We met Daniel from Berlin at the Huahine Yacht Club, who told us about Avea Bay at the southern tip of Iti, the small island. The next day I met four lovely ladies having lunch at the yacht club, wearing their traditional Tahitian flower crowns called “Hei Upo’o” which are worn to celebrate the beauty of everyday life in these islands of paradise. The embodiment of “The Happy Life”
Tara, one of the ladies has a restaurant “Chez Tara” at Avea Bay and she invited us to lunch on the Sunday. We motored the 8 nm down some narrow channels to Avea Bay on the Friday, which has the clearest water we have seen – anchored in 10 metres depth, we could see every link of the anchor chain on the white sand. It was a 50m swim to the kilometre wide reef, only 1.5m deep.
On Saturday we cycled the 16km up the east coast to Tehoro in the north and back, followed by a short 10hm cycle up the west coast to Ha’apu Bay and back on Sunday morning, finding the vanilla farm closed. Spruced up after a swim and a beer on the reef, we settled down at Chez Tara at 12:00 for lunch.
We were welcomed like old friends with hugs and Annie was presented with a fresh “Hei Upo’o” and a bunch of bananas, as I had mentioned earlier she wanted to bake a banana bread. The freshly grilled Mahi Mahi fish, chips and salads washed down with the local beer, went down a treat, resulting in a long Sunday afternoon Nanna nap.

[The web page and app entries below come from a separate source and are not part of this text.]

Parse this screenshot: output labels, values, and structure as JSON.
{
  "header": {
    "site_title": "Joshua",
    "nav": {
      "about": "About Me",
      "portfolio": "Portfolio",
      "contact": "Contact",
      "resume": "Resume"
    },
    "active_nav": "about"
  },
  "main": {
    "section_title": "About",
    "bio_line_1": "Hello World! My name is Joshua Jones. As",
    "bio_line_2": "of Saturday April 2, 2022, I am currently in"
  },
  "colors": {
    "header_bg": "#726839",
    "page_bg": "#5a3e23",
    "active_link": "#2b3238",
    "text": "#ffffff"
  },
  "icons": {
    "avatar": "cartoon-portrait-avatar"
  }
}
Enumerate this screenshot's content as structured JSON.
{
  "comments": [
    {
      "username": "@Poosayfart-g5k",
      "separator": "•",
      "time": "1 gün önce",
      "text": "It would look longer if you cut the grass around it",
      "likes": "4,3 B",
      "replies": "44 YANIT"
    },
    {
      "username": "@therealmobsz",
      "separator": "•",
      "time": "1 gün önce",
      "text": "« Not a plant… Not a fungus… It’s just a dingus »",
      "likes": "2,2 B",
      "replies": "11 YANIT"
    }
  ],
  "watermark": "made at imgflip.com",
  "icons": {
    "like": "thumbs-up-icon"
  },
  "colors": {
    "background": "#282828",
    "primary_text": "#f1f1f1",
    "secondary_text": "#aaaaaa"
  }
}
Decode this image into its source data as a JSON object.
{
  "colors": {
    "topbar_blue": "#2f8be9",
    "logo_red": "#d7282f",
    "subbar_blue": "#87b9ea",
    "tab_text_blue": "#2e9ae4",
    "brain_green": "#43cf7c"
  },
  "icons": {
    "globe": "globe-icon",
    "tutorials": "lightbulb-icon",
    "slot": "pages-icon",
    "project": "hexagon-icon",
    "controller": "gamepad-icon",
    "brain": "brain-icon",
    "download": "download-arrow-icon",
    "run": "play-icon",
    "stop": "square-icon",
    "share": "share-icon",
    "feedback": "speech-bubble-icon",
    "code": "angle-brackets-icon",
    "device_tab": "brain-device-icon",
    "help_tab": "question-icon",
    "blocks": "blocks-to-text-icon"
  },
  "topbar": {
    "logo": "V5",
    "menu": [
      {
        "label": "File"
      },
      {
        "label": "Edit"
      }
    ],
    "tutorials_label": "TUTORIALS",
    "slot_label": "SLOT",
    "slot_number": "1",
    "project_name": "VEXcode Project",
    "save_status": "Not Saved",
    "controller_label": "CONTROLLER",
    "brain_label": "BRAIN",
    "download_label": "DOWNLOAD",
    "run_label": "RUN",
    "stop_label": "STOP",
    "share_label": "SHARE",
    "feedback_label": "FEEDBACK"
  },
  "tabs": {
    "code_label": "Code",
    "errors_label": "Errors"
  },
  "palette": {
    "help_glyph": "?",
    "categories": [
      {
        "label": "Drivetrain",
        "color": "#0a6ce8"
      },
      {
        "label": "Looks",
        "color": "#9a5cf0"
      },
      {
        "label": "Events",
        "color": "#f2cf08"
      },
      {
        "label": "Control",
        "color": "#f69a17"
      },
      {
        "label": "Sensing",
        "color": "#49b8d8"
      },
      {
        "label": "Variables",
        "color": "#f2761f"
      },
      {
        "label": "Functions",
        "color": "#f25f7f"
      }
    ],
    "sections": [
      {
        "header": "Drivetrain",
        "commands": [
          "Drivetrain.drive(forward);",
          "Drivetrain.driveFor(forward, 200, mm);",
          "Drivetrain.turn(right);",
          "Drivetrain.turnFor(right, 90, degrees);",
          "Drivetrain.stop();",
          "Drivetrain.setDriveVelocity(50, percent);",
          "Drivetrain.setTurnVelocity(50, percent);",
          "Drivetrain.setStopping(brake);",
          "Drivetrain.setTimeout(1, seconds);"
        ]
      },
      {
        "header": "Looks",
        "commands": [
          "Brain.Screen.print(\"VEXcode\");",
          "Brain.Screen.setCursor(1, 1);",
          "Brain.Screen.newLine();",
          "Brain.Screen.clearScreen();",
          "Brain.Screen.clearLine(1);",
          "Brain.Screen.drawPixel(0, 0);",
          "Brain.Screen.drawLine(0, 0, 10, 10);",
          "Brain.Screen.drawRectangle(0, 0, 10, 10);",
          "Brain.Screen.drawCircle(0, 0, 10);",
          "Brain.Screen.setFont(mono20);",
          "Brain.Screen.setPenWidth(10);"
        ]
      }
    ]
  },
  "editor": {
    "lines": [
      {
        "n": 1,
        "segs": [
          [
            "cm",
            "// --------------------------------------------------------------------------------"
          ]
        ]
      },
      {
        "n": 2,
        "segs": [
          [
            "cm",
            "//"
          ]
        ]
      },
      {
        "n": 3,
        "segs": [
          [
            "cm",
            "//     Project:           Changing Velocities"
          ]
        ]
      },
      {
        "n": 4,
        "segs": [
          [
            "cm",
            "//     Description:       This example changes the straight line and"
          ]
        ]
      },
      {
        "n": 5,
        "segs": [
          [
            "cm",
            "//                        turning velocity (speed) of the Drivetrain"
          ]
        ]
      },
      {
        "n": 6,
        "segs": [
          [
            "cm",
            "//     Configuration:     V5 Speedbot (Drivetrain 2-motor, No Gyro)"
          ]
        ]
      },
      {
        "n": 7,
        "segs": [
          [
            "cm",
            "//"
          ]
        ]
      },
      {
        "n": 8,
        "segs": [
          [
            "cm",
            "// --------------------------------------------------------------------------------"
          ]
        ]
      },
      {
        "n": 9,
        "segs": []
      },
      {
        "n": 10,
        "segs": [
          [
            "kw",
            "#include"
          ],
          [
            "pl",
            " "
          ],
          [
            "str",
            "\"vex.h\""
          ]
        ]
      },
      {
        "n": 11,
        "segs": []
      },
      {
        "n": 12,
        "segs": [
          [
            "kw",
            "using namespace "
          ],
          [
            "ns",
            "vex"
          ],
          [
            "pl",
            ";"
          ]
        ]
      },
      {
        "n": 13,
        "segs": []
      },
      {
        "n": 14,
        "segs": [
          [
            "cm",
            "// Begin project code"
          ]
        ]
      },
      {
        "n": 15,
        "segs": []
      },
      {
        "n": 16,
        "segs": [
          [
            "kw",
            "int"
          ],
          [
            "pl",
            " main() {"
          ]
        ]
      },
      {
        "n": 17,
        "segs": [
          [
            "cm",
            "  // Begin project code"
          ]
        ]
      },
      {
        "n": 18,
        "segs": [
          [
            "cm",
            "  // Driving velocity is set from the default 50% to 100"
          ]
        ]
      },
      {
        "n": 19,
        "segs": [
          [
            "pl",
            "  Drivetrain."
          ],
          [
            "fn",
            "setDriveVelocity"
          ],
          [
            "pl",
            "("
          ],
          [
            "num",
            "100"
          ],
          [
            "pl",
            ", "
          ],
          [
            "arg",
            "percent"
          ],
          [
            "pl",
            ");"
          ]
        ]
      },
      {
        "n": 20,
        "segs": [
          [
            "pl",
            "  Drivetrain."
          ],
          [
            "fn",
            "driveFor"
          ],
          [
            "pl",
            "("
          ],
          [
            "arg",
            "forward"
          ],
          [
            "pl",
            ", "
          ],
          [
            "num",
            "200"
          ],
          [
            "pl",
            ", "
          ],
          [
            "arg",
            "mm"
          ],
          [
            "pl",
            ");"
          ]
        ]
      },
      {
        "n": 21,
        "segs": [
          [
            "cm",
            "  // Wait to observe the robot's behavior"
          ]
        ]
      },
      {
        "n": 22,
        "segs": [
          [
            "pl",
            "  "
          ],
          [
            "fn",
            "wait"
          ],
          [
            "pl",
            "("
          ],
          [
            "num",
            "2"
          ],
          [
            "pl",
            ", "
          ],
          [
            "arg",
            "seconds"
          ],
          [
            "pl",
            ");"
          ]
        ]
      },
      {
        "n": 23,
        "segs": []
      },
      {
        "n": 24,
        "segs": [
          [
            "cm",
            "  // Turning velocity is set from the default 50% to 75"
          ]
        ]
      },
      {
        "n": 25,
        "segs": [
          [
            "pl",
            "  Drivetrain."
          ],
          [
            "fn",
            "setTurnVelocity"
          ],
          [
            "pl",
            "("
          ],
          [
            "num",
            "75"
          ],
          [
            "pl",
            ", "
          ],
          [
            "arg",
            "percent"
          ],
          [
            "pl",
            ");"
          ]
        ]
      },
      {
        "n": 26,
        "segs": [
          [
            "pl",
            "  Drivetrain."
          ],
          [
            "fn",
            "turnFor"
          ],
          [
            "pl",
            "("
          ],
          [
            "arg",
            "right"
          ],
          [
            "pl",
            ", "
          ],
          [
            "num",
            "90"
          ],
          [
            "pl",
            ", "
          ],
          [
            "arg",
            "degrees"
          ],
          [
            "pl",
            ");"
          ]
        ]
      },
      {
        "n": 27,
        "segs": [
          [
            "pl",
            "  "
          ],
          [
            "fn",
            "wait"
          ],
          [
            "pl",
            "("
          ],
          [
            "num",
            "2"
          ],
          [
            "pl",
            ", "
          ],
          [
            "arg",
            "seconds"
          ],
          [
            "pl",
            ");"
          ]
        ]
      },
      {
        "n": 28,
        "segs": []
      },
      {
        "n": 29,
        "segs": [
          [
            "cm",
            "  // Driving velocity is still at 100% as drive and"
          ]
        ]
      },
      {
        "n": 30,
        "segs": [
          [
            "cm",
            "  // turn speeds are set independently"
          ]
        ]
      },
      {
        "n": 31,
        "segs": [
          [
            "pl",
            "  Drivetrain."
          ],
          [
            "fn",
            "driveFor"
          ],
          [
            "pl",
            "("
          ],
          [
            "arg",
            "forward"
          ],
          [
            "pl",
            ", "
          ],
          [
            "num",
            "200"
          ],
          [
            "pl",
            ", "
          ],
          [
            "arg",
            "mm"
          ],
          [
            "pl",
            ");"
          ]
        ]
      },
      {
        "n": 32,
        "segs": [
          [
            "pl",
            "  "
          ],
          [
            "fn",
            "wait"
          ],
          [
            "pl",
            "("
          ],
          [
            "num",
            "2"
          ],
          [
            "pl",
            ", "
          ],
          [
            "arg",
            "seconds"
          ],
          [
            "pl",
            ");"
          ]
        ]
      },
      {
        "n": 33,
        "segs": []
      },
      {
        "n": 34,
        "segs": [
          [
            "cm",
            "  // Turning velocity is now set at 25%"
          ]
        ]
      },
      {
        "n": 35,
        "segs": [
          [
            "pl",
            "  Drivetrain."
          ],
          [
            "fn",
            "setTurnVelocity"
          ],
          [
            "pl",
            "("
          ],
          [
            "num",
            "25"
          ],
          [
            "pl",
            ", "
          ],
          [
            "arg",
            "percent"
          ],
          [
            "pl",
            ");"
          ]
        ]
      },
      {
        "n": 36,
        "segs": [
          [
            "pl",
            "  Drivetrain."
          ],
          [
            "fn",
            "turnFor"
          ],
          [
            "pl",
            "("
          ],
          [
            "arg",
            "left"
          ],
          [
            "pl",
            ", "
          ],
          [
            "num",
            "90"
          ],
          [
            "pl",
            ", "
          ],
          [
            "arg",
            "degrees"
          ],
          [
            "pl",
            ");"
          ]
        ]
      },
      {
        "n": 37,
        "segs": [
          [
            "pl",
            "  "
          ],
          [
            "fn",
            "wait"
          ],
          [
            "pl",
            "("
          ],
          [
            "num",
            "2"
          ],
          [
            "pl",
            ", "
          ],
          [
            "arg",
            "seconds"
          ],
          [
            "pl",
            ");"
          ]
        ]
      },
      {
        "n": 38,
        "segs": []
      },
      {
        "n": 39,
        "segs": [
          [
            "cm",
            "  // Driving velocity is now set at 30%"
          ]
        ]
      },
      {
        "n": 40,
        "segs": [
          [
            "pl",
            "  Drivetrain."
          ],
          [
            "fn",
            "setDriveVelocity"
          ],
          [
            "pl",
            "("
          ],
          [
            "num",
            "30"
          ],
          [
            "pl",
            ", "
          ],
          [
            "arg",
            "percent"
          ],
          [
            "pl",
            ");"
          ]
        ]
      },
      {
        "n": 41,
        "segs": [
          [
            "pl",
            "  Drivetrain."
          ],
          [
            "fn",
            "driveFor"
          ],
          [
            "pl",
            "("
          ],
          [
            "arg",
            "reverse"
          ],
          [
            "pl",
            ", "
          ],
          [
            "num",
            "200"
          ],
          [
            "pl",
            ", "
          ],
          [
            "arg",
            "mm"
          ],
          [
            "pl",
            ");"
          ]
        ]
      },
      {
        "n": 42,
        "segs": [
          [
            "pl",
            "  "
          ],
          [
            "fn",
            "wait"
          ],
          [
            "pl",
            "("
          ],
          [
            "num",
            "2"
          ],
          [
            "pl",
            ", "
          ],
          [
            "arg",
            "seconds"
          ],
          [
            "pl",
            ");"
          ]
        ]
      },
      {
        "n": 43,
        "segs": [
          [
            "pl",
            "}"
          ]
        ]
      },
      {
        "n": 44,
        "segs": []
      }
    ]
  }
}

On the Monday we motored back to Fare in the rain, anchored and at 5pm joined a bunch of German, Dutch, Swedish and British sailors for a convivial happy hour, half price, drinks session at the yacht club. Tuesday was perfect for recovery as it was raining most of the day.
Wednesday morning the 9th June, we set sail for the short 22 nm sail to Raiatea and Tahaa Islands.
Cheers for now!